EXERCISE OBJECTIVE: What you return must match the records word for word, except that pictures are dropped.

DATA FOR THE TASK:
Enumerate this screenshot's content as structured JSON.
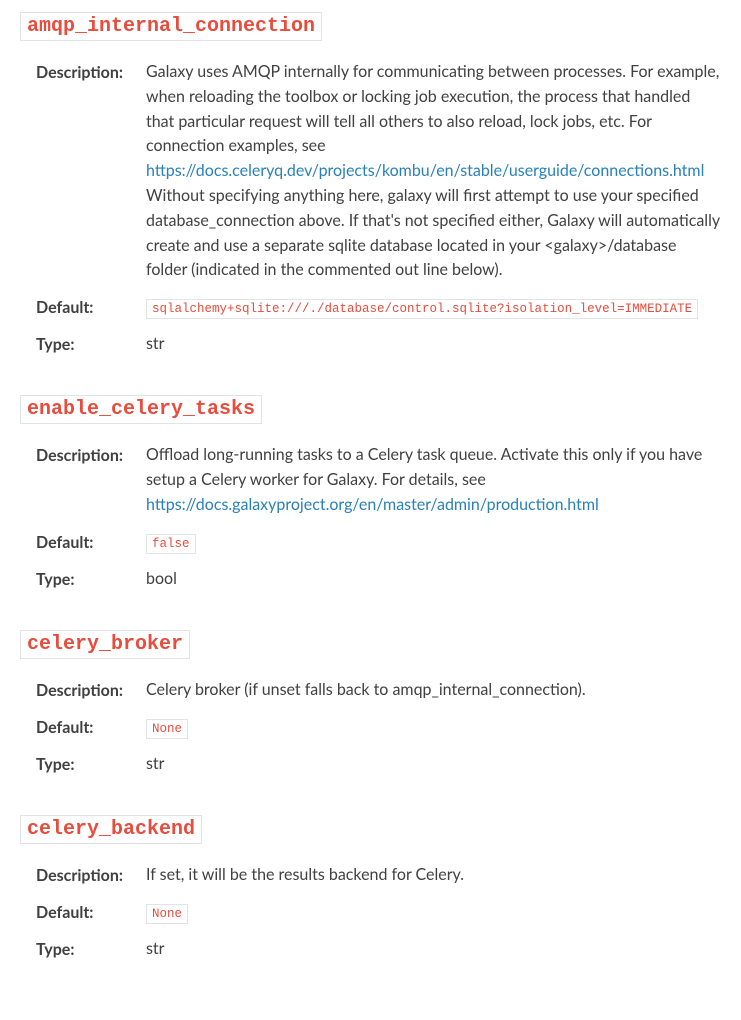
{
  "labels": {
    "description": "Description:",
    "default": "Default:",
    "type": "Type:"
  },
  "sections": [
    {
      "id": "amqp_internal_connection",
      "heading": "amqp_internal_connection",
      "description_pre": "Galaxy uses AMQP internally for communicating between processes. For example, when reloading the toolbox or locking job execution, the process that handled that particular request will tell all others to also reload, lock jobs, etc. For connection examples, see ",
      "description_link": "https://docs.celeryq.dev/projects/kombu/en/stable/userguide/connections.html",
      "description_linktext": "https://docs.celeryq.dev/projects/kombu/en/stable/userguide/connections.html",
      "description_post": " Without specifying anything here, galaxy will first attempt to use your specified database_connection above. If that's not specified either, Galaxy will automatically create and use a separate sqlite database located in your <galaxy>/database folder (indicated in the commented out line below).",
      "default": "sqlalchemy+sqlite:///./database/control.sqlite?isolation_level=IMMEDIATE",
      "type": "str"
    },
    {
      "id": "enable_celery_tasks",
      "heading": "enable_celery_tasks",
      "description_pre": "Offload long-running tasks to a Celery task queue. Activate this only if you have setup a Celery worker for Galaxy. For details, see ",
      "description_link": "https://docs.galaxyproject.org/en/master/admin/production.html",
      "description_linktext": "https://docs.galaxyproject.org/en/master/admin/production.html",
      "description_post": "",
      "default": "false",
      "type": "bool"
    },
    {
      "id": "celery_broker",
      "heading": "celery_broker",
      "description_pre": "Celery broker (if unset falls back to amqp_internal_connection).",
      "description_link": "",
      "description_linktext": "",
      "description_post": "",
      "default": "None",
      "type": "str"
    },
    {
      "id": "celery_backend",
      "heading": "celery_backend",
      "description_pre": "If set, it will be the results backend for Celery.",
      "description_link": "",
      "description_linktext": "",
      "description_post": "",
      "default": "None",
      "type": "str"
    }
  ]
}
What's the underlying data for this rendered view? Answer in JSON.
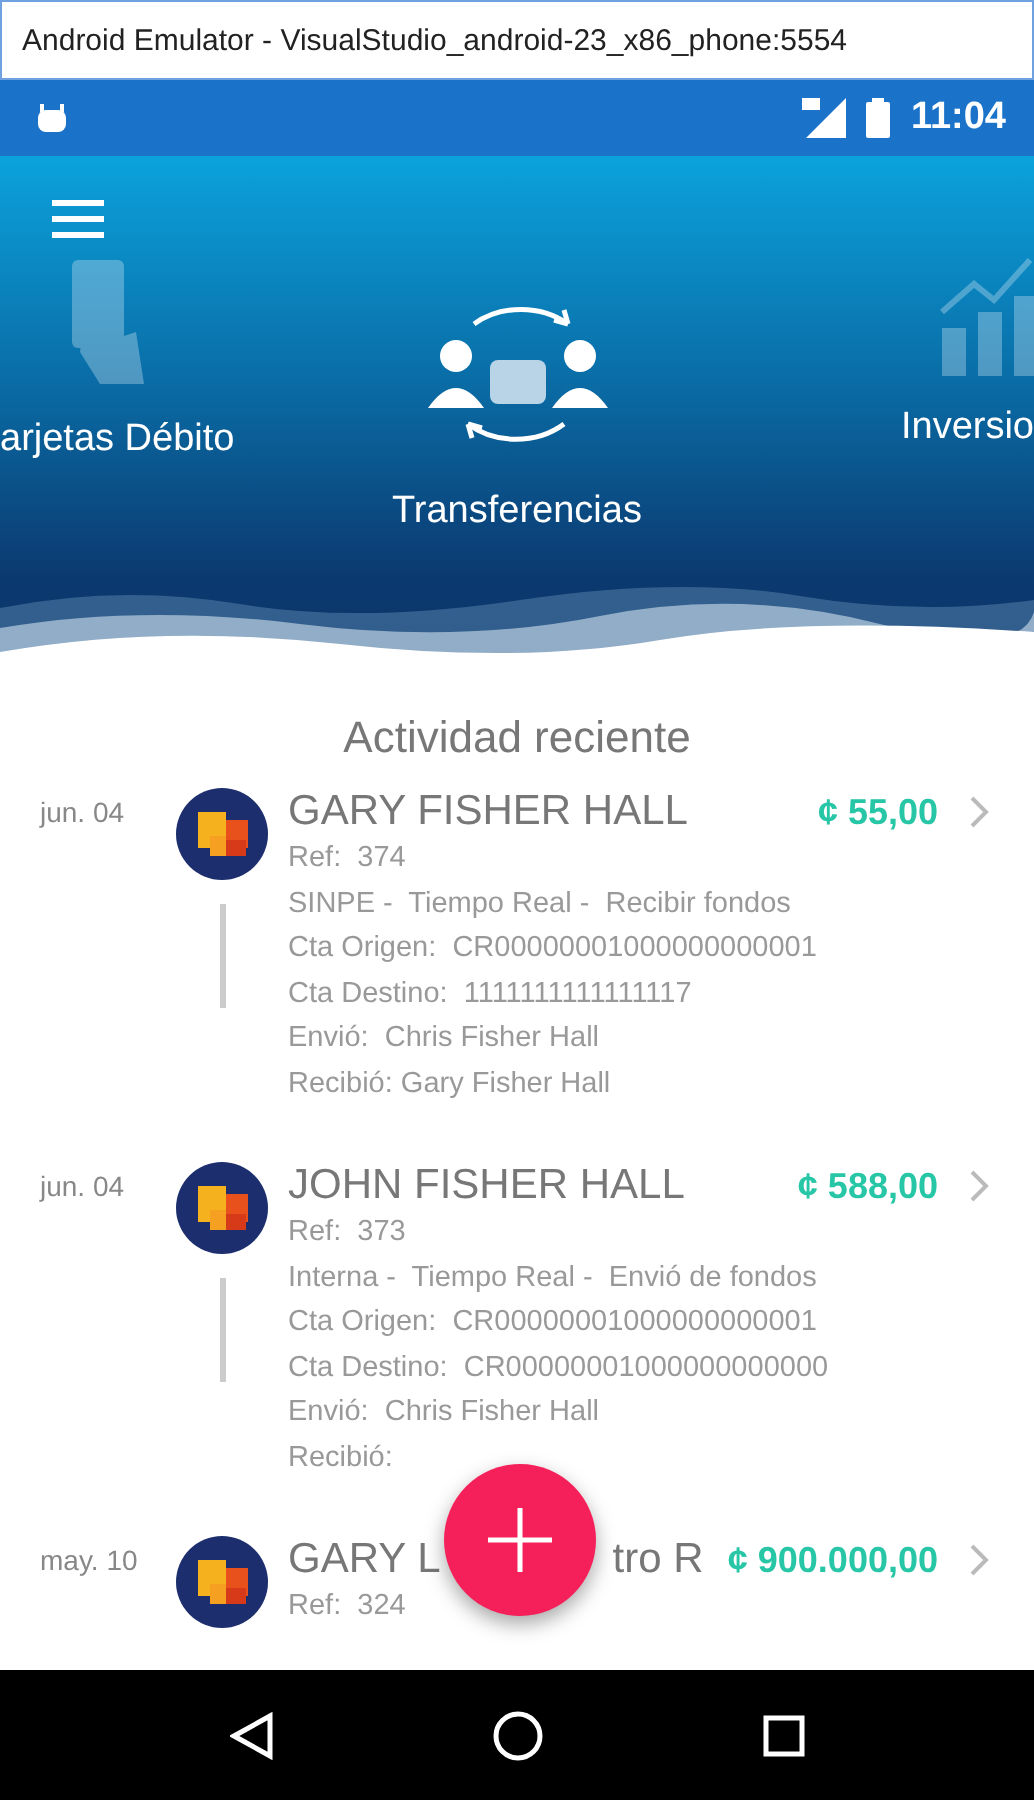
{
  "window": {
    "title": "Android Emulator - VisualStudio_android-23_x86_phone:5554"
  },
  "status_bar": {
    "time": "11:04"
  },
  "carousel": [
    {
      "label": "arjetas Débito",
      "kind": "card",
      "selected": false
    },
    {
      "label": "Transferencias",
      "kind": "transfer",
      "selected": true
    },
    {
      "label": "Inversio",
      "kind": "chart",
      "selected": false
    }
  ],
  "section_title": "Actividad reciente",
  "activity": [
    {
      "date": "jun. 04",
      "name": "GARY FISHER HALL",
      "amount": "¢ 55,00",
      "details": [
        "Ref:  374",
        "SINPE -  Tiempo Real -  Recibir fondos",
        "Cta Origen:  CR00000001000000000001",
        "Cta Destino:  1111111111111117",
        "Envió:  Chris Fisher Hall",
        "Recibió: Gary Fisher Hall"
      ]
    },
    {
      "date": "jun. 04",
      "name": "JOHN FISHER HALL",
      "amount": "¢ 588,00",
      "details": [
        "Ref:  373",
        "Interna -  Tiempo Real -  Envió de fondos",
        "Cta Origen:  CR00000001000000000001",
        "Cta Destino:  CR00000001000000000000",
        "Envió:  Chris Fisher Hall",
        "Recibió:"
      ]
    },
    {
      "date": "may. 10",
      "name": "GARY L",
      "name_tail": "tro R",
      "amount": "¢ 900.000,00",
      "details": [
        "Ref:  324"
      ]
    }
  ]
}
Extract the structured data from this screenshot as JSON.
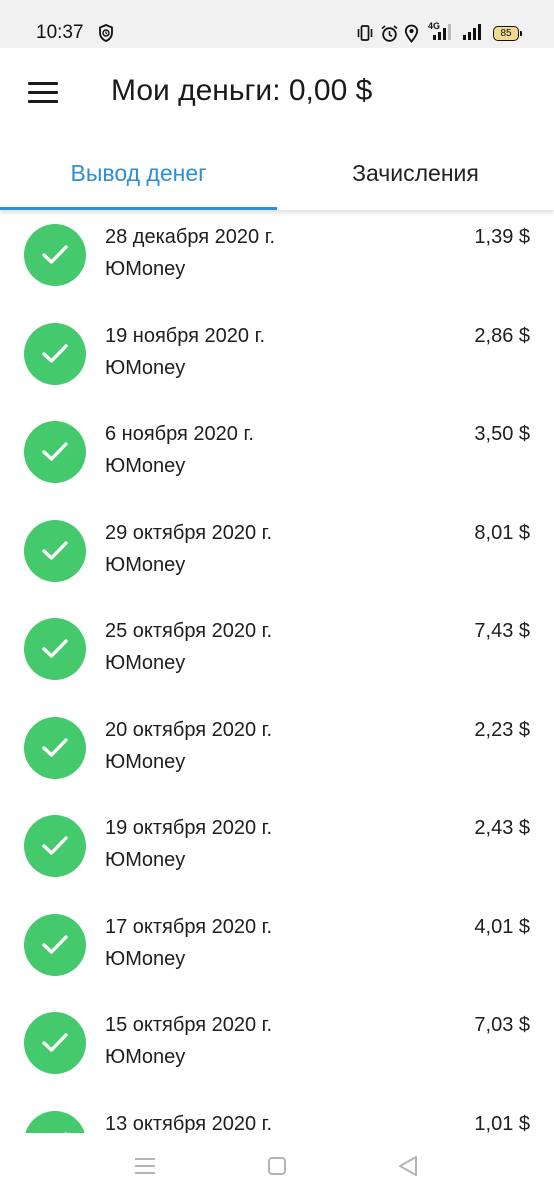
{
  "status_bar": {
    "time": "10:37",
    "battery": "85",
    "icons": [
      "shield-clock-icon",
      "vibrate-icon",
      "alarm-icon",
      "location-icon",
      "signal-4g-icon",
      "signal-icon",
      "battery-icon"
    ]
  },
  "header": {
    "menu_icon": "hamburger-menu-icon",
    "title": "Мои деньги: 0,00 $"
  },
  "tabs": [
    {
      "label": "Вывод денег",
      "active": true
    },
    {
      "label": "Зачисления",
      "active": false
    }
  ],
  "colors": {
    "accent": "#2d8fd6",
    "success": "#45c96d"
  },
  "transactions": [
    {
      "date": "28 декабря 2020 г.",
      "recipient": "ЮMoney",
      "amount": "1,39 $",
      "status_icon": "check-icon"
    },
    {
      "date": "19 ноября 2020 г.",
      "recipient": "ЮMoney",
      "amount": "2,86 $",
      "status_icon": "check-icon"
    },
    {
      "date": "6 ноября 2020 г.",
      "recipient": "ЮMoney",
      "amount": "3,50 $",
      "status_icon": "check-icon"
    },
    {
      "date": "29 октября 2020 г.",
      "recipient": "ЮMoney",
      "amount": "8,01 $",
      "status_icon": "check-icon"
    },
    {
      "date": "25 октября 2020 г.",
      "recipient": "ЮMoney",
      "amount": "7,43 $",
      "status_icon": "check-icon"
    },
    {
      "date": "20 октября 2020 г.",
      "recipient": "ЮMoney",
      "amount": "2,23 $",
      "status_icon": "check-icon"
    },
    {
      "date": "19 октября 2020 г.",
      "recipient": "ЮMoney",
      "amount": "2,43 $",
      "status_icon": "check-icon"
    },
    {
      "date": "17 октября 2020 г.",
      "recipient": "ЮMoney",
      "amount": "4,01 $",
      "status_icon": "check-icon"
    },
    {
      "date": "15 октября 2020 г.",
      "recipient": "ЮMoney",
      "amount": "7,03 $",
      "status_icon": "check-icon"
    },
    {
      "date": "13 октября 2020 г.",
      "recipient": "",
      "amount": "1,01 $",
      "status_icon": "check-icon"
    }
  ],
  "nav_bar": {
    "icons": [
      "recent-apps-icon",
      "home-icon",
      "back-icon"
    ]
  }
}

PROBLEM SOLUTION:
Enumerate this screenshot's content as structured JSON.
{
  "labels": {
    "description": "Description:",
    "default": "Default:",
    "type": "Type:"
  },
  "sections": [
    {
      "id": "amqp_internal_connection",
      "heading": "amqp_internal_connection",
      "description_pre": "Galaxy uses AMQP internally for communicating between processes. For example, when reloading the toolbox or locking job execution, the process that handled that particular request will tell all others to also reload, lock jobs, etc. For connection examples, see ",
      "description_link": "https://docs.celeryq.dev/projects/kombu/en/stable/userguide/connections.html",
      "description_linktext": "https://docs.celeryq.dev/projects/kombu/en/stable/userguide/connections.html",
      "description_post": " Without specifying anything here, galaxy will first attempt to use your specified database_connection above. If that's not specified either, Galaxy will automatically create and use a separate sqlite database located in your <galaxy>/database folder (indicated in the commented out line below).",
      "default": "sqlalchemy+sqlite:///./database/control.sqlite?isolation_level=IMMEDIATE",
      "type": "str"
    },
    {
      "id": "enable_celery_tasks",
      "heading": "enable_celery_tasks",
      "description_pre": "Offload long-running tasks to a Celery task queue. Activate this only if you have setup a Celery worker for Galaxy. For details, see ",
      "description_link": "https://docs.galaxyproject.org/en/master/admin/production.html",
      "description_linktext": "https://docs.galaxyproject.org/en/master/admin/production.html",
      "description_post": "",
      "default": "false",
      "type": "bool"
    },
    {
      "id": "celery_broker",
      "heading": "celery_broker",
      "description_pre": "Celery broker (if unset falls back to amqp_internal_connection).",
      "description_link": "",
      "description_linktext": "",
      "description_post": "",
      "default": "None",
      "type": "str"
    },
    {
      "id": "celery_backend",
      "heading": "celery_backend",
      "description_pre": "If set, it will be the results backend for Celery.",
      "description_link": "",
      "description_linktext": "",
      "description_post": "",
      "default": "None",
      "type": "str"
    }
  ]
}
What's the underlying data for this rendered view? Answer in JSON.
{
  "window": {
    "title": "Android Emulator - VisualStudio_android-23_x86_phone:5554"
  },
  "status_bar": {
    "time": "11:04"
  },
  "carousel": [
    {
      "label": "arjetas Débito",
      "kind": "card",
      "selected": false
    },
    {
      "label": "Transferencias",
      "kind": "transfer",
      "selected": true
    },
    {
      "label": "Inversio",
      "kind": "chart",
      "selected": false
    }
  ],
  "section_title": "Actividad reciente",
  "activity": [
    {
      "date": "jun. 04",
      "name": "GARY FISHER HALL",
      "amount": "¢ 55,00",
      "details": [
        "Ref:  374",
        "SINPE -  Tiempo Real -  Recibir fondos",
        "Cta Origen:  CR00000001000000000001",
        "Cta Destino:  1111111111111117",
        "Envió:  Chris Fisher Hall",
        "Recibió: Gary Fisher Hall"
      ]
    },
    {
      "date": "jun. 04",
      "name": "JOHN FISHER HALL",
      "amount": "¢ 588,00",
      "details": [
        "Ref:  373",
        "Interna -  Tiempo Real -  Envió de fondos",
        "Cta Origen:  CR00000001000000000001",
        "Cta Destino:  CR00000001000000000000",
        "Envió:  Chris Fisher Hall",
        "Recibió:"
      ]
    },
    {
      "date": "may. 10",
      "name": "GARY L",
      "name_tail": "tro R",
      "amount": "¢ 900.000,00",
      "details": [
        "Ref:  324"
      ]
    }
  ]
}
Extract the structured data from this screenshot as JSON.
{
  "status_bar": {
    "time": "10:37",
    "battery": "85",
    "icons": [
      "shield-clock-icon",
      "vibrate-icon",
      "alarm-icon",
      "location-icon",
      "signal-4g-icon",
      "signal-icon",
      "battery-icon"
    ]
  },
  "header": {
    "menu_icon": "hamburger-menu-icon",
    "title": "Мои деньги: 0,00 $"
  },
  "tabs": [
    {
      "label": "Вывод денег",
      "active": true
    },
    {
      "label": "Зачисления",
      "active": false
    }
  ],
  "colors": {
    "accent": "#2d8fd6",
    "success": "#45c96d"
  },
  "transactions": [
    {
      "date": "28 декабря 2020 г.",
      "recipient": "ЮMoney",
      "amount": "1,39 $",
      "status_icon": "check-icon"
    },
    {
      "date": "19 ноября 2020 г.",
      "recipient": "ЮMoney",
      "amount": "2,86 $",
      "status_icon": "check-icon"
    },
    {
      "date": "6 ноября 2020 г.",
      "recipient": "ЮMoney",
      "amount": "3,50 $",
      "status_icon": "check-icon"
    },
    {
      "date": "29 октября 2020 г.",
      "recipient": "ЮMoney",
      "amount": "8,01 $",
      "status_icon": "check-icon"
    },
    {
      "date": "25 октября 2020 г.",
      "recipient": "ЮMoney",
      "amount": "7,43 $",
      "status_icon": "check-icon"
    },
    {
      "date": "20 октября 2020 г.",
      "recipient": "ЮMoney",
      "amount": "2,23 $",
      "status_icon": "check-icon"
    },
    {
      "date": "19 октября 2020 г.",
      "recipient": "ЮMoney",
      "amount": "2,43 $",
      "status_icon": "check-icon"
    },
    {
      "date": "17 октября 2020 г.",
      "recipient": "ЮMoney",
      "amount": "4,01 $",
      "status_icon": "check-icon"
    },
    {
      "date": "15 октября 2020 г.",
      "recipient": "ЮMoney",
      "amount": "7,03 $",
      "status_icon": "check-icon"
    },
    {
      "date": "13 октября 2020 г.",
      "recipient": "",
      "amount": "1,01 $",
      "status_icon": "check-icon"
    }
  ],
  "nav_bar": {
    "icons": [
      "recent-apps-icon",
      "home-icon",
      "back-icon"
    ]
  }
}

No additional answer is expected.